Over a year after an unsuccessful attempt to win approval for a retail store in northwest Portland (Ore)., Apple has submitted revised architectural designs for a store at the same 437 N.W. 23rd Street address. This time Apple has substituted ebony-faced brick for gray stone and has added a canopy to the design of the 5,000 square-foot, 1.5-story building on the corner of 23rd and Glisan Street, all intended to better blend in with the neighborhood. Apple proposes to demolish the current, historically insignificant building, but must win special city approvals for the new building because it’s located within the Alphabet Historic District.
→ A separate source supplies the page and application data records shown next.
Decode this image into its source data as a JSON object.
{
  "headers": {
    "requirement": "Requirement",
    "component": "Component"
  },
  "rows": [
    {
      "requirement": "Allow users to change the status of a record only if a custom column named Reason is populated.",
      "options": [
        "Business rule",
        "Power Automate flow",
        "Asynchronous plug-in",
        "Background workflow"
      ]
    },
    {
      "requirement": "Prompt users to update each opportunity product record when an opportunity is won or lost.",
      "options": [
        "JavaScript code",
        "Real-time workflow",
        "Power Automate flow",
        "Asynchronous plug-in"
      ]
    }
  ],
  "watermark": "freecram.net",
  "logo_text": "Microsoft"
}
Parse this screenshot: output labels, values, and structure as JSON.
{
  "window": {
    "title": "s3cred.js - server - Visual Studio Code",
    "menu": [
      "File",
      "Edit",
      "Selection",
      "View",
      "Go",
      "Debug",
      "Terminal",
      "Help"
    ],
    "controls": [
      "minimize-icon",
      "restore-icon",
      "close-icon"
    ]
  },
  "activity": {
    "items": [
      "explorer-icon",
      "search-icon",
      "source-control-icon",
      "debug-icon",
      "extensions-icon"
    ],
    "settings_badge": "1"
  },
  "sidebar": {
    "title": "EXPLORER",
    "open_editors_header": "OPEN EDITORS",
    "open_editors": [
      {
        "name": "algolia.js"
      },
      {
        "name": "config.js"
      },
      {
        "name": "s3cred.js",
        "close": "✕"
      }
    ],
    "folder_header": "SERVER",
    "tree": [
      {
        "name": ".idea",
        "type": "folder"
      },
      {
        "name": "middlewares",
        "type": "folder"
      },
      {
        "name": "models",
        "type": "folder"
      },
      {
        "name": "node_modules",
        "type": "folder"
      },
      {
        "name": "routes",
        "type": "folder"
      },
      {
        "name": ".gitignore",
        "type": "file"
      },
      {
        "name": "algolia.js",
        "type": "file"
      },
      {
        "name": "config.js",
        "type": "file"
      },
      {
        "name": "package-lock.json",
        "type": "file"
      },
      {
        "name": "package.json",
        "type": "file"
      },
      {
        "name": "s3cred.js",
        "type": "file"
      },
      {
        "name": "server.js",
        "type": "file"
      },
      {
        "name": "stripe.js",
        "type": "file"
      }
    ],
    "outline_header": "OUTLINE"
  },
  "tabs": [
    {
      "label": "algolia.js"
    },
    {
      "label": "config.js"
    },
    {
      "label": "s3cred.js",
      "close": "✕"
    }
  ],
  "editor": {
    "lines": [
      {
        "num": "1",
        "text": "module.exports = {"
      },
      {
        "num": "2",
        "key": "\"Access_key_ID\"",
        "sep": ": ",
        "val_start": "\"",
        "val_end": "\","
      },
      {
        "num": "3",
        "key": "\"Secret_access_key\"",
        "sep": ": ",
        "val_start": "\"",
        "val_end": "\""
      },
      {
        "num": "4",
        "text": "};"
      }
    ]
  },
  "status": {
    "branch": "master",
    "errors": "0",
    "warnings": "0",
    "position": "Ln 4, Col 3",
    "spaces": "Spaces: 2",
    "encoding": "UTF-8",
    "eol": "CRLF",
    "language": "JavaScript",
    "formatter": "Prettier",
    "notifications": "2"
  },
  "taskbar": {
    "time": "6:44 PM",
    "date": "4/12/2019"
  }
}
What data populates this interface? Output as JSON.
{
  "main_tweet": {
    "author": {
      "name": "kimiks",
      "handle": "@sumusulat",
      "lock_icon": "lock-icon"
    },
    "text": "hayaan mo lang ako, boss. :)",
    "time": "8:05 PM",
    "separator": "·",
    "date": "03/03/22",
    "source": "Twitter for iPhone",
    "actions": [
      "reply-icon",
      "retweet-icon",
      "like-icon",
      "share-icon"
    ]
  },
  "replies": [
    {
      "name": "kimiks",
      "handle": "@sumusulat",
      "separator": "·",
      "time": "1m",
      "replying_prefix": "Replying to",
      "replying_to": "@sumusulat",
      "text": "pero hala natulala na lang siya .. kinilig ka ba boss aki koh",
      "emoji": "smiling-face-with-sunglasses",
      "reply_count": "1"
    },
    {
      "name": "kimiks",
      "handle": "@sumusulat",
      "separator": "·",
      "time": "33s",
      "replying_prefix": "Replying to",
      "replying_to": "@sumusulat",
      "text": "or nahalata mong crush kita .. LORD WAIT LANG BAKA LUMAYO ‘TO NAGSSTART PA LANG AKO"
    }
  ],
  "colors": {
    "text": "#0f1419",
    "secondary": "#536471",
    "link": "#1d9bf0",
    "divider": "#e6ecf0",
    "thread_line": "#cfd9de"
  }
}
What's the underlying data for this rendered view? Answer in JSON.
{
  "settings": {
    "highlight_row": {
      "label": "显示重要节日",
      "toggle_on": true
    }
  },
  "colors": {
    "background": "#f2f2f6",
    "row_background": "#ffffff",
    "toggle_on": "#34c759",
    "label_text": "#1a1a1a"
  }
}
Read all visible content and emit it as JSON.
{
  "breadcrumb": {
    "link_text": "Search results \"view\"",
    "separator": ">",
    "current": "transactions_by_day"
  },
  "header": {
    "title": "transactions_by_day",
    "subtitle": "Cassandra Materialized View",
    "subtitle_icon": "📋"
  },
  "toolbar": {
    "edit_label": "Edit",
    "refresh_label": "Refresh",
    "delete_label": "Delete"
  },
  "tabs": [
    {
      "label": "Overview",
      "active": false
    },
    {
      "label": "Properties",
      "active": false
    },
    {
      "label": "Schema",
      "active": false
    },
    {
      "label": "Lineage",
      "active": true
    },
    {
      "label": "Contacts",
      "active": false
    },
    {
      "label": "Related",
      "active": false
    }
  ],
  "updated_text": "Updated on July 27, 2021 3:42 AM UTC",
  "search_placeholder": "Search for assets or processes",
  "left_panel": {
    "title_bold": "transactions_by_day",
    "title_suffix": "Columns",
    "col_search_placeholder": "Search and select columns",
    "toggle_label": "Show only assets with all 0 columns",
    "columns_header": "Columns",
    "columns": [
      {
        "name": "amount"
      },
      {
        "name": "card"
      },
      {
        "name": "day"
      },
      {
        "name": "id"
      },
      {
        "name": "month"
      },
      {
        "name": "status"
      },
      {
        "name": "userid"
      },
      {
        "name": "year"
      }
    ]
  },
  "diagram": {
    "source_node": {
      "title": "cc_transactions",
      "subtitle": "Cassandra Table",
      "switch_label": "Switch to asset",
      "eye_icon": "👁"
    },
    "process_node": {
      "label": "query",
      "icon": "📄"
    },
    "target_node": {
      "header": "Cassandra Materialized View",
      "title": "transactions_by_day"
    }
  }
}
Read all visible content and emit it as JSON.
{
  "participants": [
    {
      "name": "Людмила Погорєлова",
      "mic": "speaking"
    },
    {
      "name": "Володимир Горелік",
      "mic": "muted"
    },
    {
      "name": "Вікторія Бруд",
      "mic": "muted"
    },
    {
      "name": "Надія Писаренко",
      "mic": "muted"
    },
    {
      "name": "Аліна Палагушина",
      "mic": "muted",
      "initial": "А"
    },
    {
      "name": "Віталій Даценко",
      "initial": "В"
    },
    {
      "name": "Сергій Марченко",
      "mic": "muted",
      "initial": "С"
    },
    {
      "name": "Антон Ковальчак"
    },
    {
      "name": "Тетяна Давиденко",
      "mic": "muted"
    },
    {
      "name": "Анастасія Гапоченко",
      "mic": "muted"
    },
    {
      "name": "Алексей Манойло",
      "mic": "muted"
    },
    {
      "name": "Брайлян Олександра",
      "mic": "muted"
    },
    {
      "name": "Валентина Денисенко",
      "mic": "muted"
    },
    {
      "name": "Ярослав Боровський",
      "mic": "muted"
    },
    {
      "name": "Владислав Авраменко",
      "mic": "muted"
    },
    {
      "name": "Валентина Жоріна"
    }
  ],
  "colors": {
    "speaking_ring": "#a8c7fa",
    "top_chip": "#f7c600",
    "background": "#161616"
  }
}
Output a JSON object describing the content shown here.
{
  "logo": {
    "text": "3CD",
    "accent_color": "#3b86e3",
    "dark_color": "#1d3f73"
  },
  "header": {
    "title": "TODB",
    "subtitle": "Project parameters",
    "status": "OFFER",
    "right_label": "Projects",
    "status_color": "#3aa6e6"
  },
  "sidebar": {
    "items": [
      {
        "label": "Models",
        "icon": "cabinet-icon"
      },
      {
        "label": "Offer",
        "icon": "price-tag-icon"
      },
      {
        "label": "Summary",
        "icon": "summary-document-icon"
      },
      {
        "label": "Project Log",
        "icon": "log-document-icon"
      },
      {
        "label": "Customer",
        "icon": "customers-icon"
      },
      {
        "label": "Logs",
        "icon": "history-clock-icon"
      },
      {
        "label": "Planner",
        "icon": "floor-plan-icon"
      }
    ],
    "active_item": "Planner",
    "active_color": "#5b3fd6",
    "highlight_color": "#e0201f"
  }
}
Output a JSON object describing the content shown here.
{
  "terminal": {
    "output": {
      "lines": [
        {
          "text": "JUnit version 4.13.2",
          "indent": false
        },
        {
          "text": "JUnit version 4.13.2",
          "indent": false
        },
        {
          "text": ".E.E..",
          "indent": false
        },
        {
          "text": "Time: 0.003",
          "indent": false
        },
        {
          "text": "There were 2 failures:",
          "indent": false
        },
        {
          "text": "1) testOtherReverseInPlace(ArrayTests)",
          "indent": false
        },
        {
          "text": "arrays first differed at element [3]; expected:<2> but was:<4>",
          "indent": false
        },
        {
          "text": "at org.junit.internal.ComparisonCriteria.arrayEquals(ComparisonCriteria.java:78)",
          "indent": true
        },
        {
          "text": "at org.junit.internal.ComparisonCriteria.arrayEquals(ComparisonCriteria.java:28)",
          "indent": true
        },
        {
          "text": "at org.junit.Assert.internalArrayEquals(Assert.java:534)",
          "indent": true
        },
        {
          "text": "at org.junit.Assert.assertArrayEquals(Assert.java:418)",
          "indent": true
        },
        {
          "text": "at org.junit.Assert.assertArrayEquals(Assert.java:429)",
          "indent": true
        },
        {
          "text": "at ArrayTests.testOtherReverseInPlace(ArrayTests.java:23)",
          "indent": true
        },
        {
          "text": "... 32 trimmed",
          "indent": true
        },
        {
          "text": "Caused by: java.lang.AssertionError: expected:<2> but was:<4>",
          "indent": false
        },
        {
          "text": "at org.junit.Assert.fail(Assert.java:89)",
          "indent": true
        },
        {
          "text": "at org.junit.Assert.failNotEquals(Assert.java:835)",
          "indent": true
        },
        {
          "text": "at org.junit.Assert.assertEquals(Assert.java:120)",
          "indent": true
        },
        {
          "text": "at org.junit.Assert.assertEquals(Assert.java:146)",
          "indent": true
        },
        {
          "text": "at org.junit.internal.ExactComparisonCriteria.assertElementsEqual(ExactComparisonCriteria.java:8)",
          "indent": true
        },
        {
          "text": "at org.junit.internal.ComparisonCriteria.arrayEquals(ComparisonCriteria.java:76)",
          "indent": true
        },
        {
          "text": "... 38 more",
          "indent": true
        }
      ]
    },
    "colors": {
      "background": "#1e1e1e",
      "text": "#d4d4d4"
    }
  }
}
If approved as Apple proposes, the architecture would be among the most distinctive that Apple has applied to any of its stores. It would perhaps also represent the biggest architectural compromise for Apple, which has abandoned other store proposals because of conflicts with city regulatory agencies. [front view / side view]
Apple’s original architectural plans submitted in late 2005 were met with criticism by Portland’s Design Commission. The plans included stone siding, similar to the Burlingame (N. Calif.) and North Michigan Avenue (Chicago) store. In July 2006, after several meetings with city officials that didn’t generate a middle ground, Apple withdrew its store proposal from further city consideration, and there has been no action since.
In a September 14, 2007 report to the city’s Historical Landmarks Commission (HLC), staffers from the city’s Bureau of Development Services said Apple’s revised design proposal does not meet community planning guidelines, and recommended the HLC not approve the plan. The staff report did recommend several changes that might bring approval, including the size of sign lettering over the awning, the set-back at the rear of the building, and the front and side wall materials.
The report notes that in response to formal notices of the plan, “No written responses have been received from either the Neighborhood Association or notified property owners.”
The city’s Historical Landmarks Commission has scheduled a hearing on the new design for September 24th, with architect Jay Winfrey from Holst Architecture representing Apple.
Download the staff report (pdf) for more details.
new design is radically different than this rendering of store design as proposed in 2006E-mail this story